After you’ve written a description and you think it’s perfect, try reading your description to your family or friends. Or send your description to other authors you know or beta readers, if you have them. Or, if you belong to an author group, show them your description and get their feedback.

So, you need to do some research on descriptions of other books in your genre, and then get to work on your own description. Write out several descriptions and see which one is working best by reading them to other people you know.

Hope this helps someone out there.

Until next time. . .



Dark Days 1 (a)

I’ve been working on this post-apocalyptic series for over a year, and the first book is now available on Amazon for .99 cents for a short time. I’ve got the next four books written and I will release them over the next month or so as I put the finishing touches on them. And I’m working on the sixth book now. This is my favorite story I’ve ever worked on so far, and I hope you’ll enjoy it as much as I do. Please feel free to share with everyone you know.

You can find the first book here: https://www.amazon.com/dp/B07SCPL6QB


It started with rumors of a plague that turned people into flesh-eating predators. The governments of the world and the media tried to suppress it, but little by little the truth got out. The economy had been in a free-fall, banks closed, protests turned into riots, people began hoarding and panicking. And then on a Friday morning, the collapse came.

After the government office where Ray Daniels works shuts down, he just wants to get home to his wife and kids. On his arduous journey home, Ray gets a phone call from Craig, his supervisor, inviting him and his family to his home where the answers to the collapse and the Ripper Plague are waiting for him, but the call breaks up and Ray only hears the word Avalon.

When Ray gets home to his family, the TV stations have been replaced with a loop of the president of the United States declaring martial law. The electricity and water are shut off soon after that. They hole up in their bedroom for the night – they have no weapons, little food, and no information about why everything collapsed so quickly.

After Ray’s neighbor, Helen, holds a secret meeting to try to fight back against martial law, she asks Ray to help her blind daughter Emma, promising that Emma can help him and his family find the way to Avalon. But what is Avalon, and what does Emma know about it?

Hours later, after soldiers in gas masks take Helen away, Ray has no choice but to flee with is family. Society has crumbled within the last twenty-four hours. Hordes of flesh-eating infected are loose on the streets. The police and military are doing their best to fight back, but they are losing the battle now. The collapse is here, and Ray wants the answers that Craig has, but he must keep his family alive first.

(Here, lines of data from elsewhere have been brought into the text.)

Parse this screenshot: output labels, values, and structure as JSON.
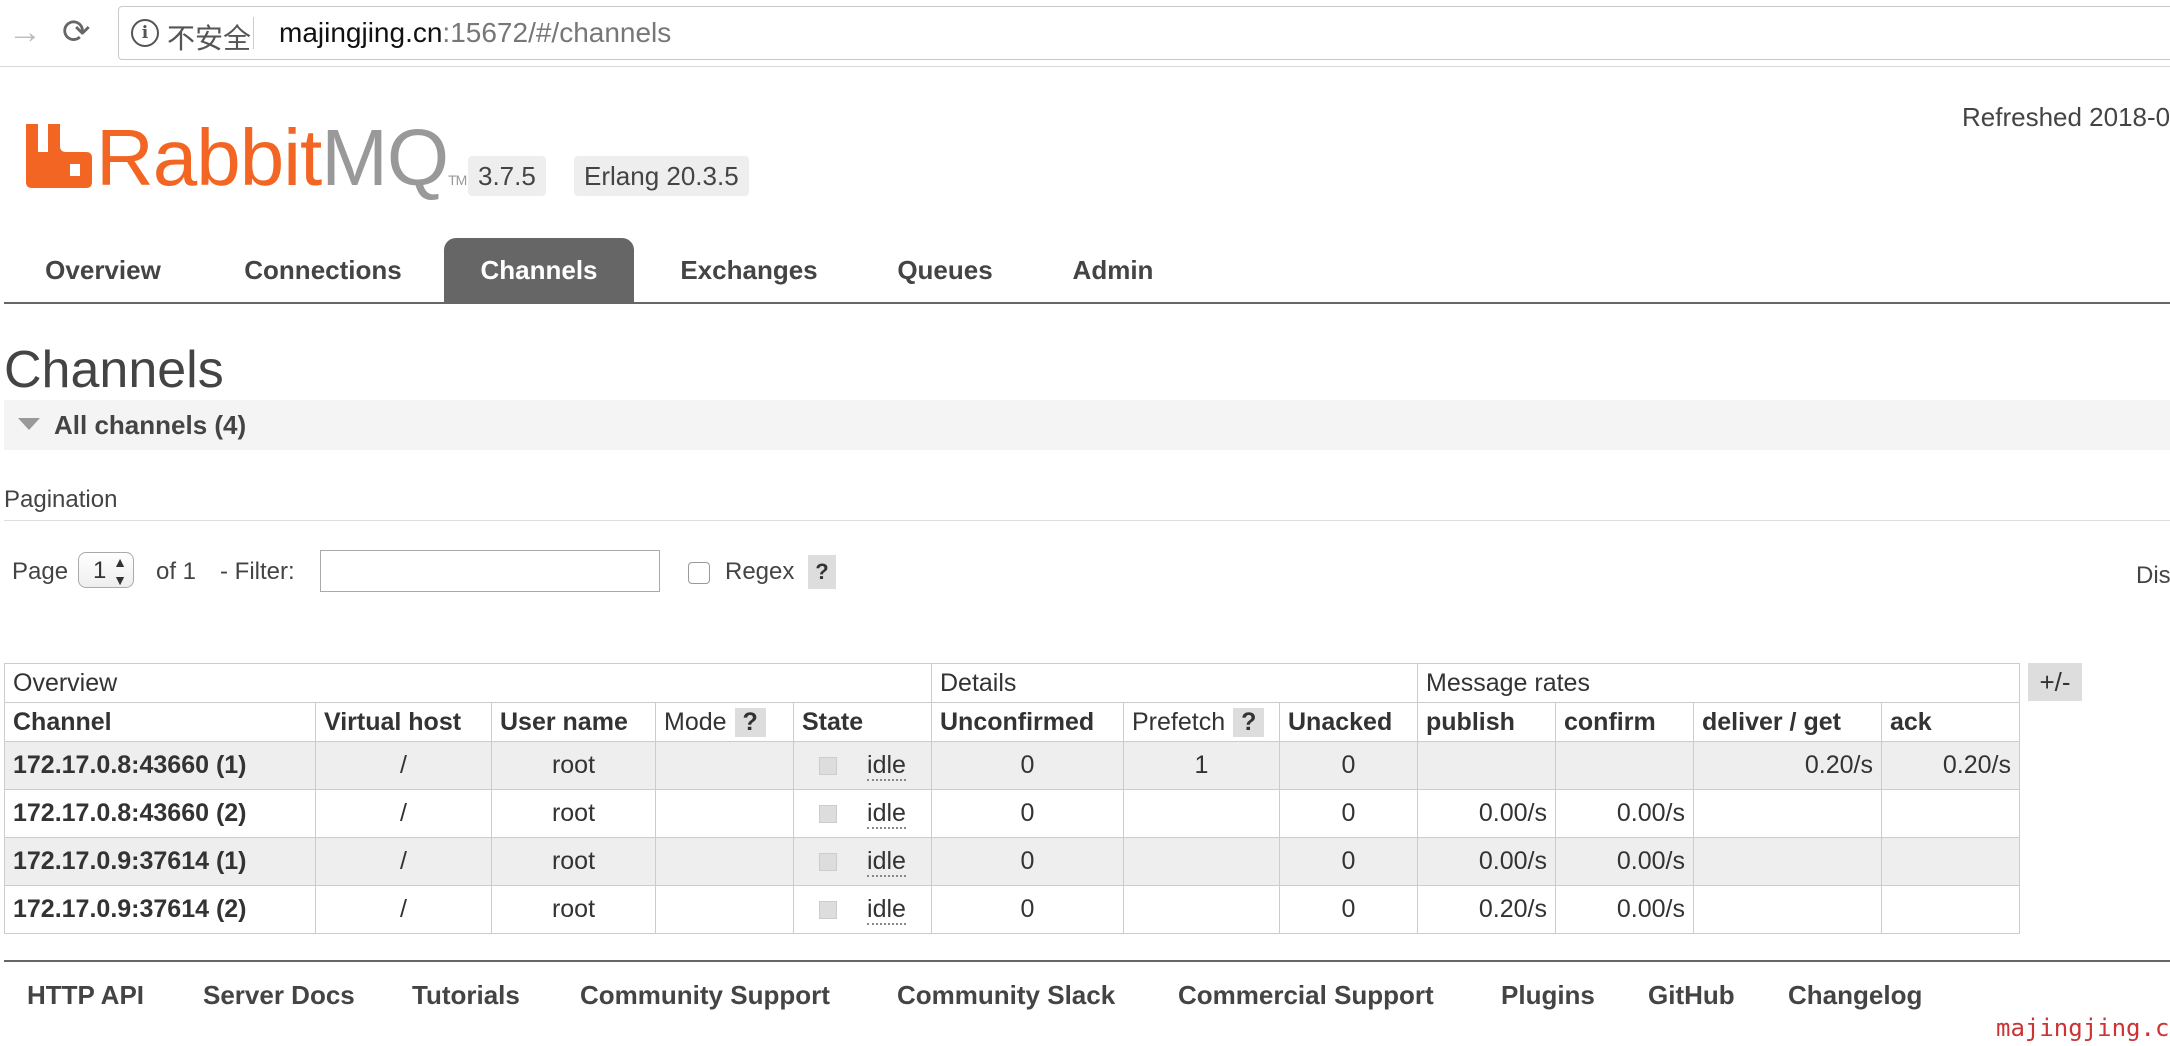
{
  "browser": {
    "security_label": "不安全",
    "url_host": "majingjing.cn",
    "url_rest": ":15672/#/channels"
  },
  "header": {
    "logo_text": "RabbitMQ",
    "logo_primary": "Rabbit",
    "logo_secondary": "MQ",
    "logo_tm": "TM",
    "version": "3.7.5",
    "erlang": "Erlang 20.3.5",
    "refreshed": "Refreshed 2018-0"
  },
  "tabs": [
    {
      "label": "Overview",
      "active": false
    },
    {
      "label": "Connections",
      "active": false
    },
    {
      "label": "Channels",
      "active": true
    },
    {
      "label": "Exchanges",
      "active": false
    },
    {
      "label": "Queues",
      "active": false
    },
    {
      "label": "Admin",
      "active": false
    }
  ],
  "page": {
    "title": "Channels",
    "section_title": "All channels (4)",
    "pagination_label": "Pagination",
    "page_label": "Page",
    "page_value": "1",
    "of_label": "of 1",
    "filter_label": "- Filter:",
    "filter_value": "",
    "regex_label": "Regex",
    "help": "?",
    "display_truncated": "Dis"
  },
  "table": {
    "groups": [
      "Overview",
      "Details",
      "Message rates"
    ],
    "columns": [
      "Channel",
      "Virtual host",
      "User name",
      "Mode",
      "State",
      "Unconfirmed",
      "Prefetch",
      "Unacked",
      "publish",
      "confirm",
      "deliver / get",
      "ack"
    ],
    "toggle_label": "+/-",
    "rows": [
      {
        "channel": "172.17.0.8:43660 (1)",
        "vhost": "/",
        "user": "root",
        "mode": "",
        "state": "idle",
        "unconfirmed": "0",
        "prefetch": "1",
        "unacked": "0",
        "publish": "",
        "confirm": "",
        "deliver_get": "0.20/s",
        "ack": "0.20/s"
      },
      {
        "channel": "172.17.0.8:43660 (2)",
        "vhost": "/",
        "user": "root",
        "mode": "",
        "state": "idle",
        "unconfirmed": "0",
        "prefetch": "",
        "unacked": "0",
        "publish": "0.00/s",
        "confirm": "0.00/s",
        "deliver_get": "",
        "ack": ""
      },
      {
        "channel": "172.17.0.9:37614 (1)",
        "vhost": "/",
        "user": "root",
        "mode": "",
        "state": "idle",
        "unconfirmed": "0",
        "prefetch": "",
        "unacked": "0",
        "publish": "0.00/s",
        "confirm": "0.00/s",
        "deliver_get": "",
        "ack": ""
      },
      {
        "channel": "172.17.0.9:37614 (2)",
        "vhost": "/",
        "user": "root",
        "mode": "",
        "state": "idle",
        "unconfirmed": "0",
        "prefetch": "",
        "unacked": "0",
        "publish": "0.20/s",
        "confirm": "0.00/s",
        "deliver_get": "",
        "ack": ""
      }
    ]
  },
  "footer": {
    "links": [
      "HTTP API",
      "Server Docs",
      "Tutorials",
      "Community Support",
      "Community Slack",
      "Commercial Support",
      "Plugins",
      "GitHub",
      "Changelog"
    ],
    "watermark": "majingjing.cn"
  },
  "colors": {
    "brand_orange": "#f26522",
    "active_tab": "#666666",
    "row_alt": "#eeeeee"
  }
}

I hope you’ll share this post and help spread the word. Thank you so much!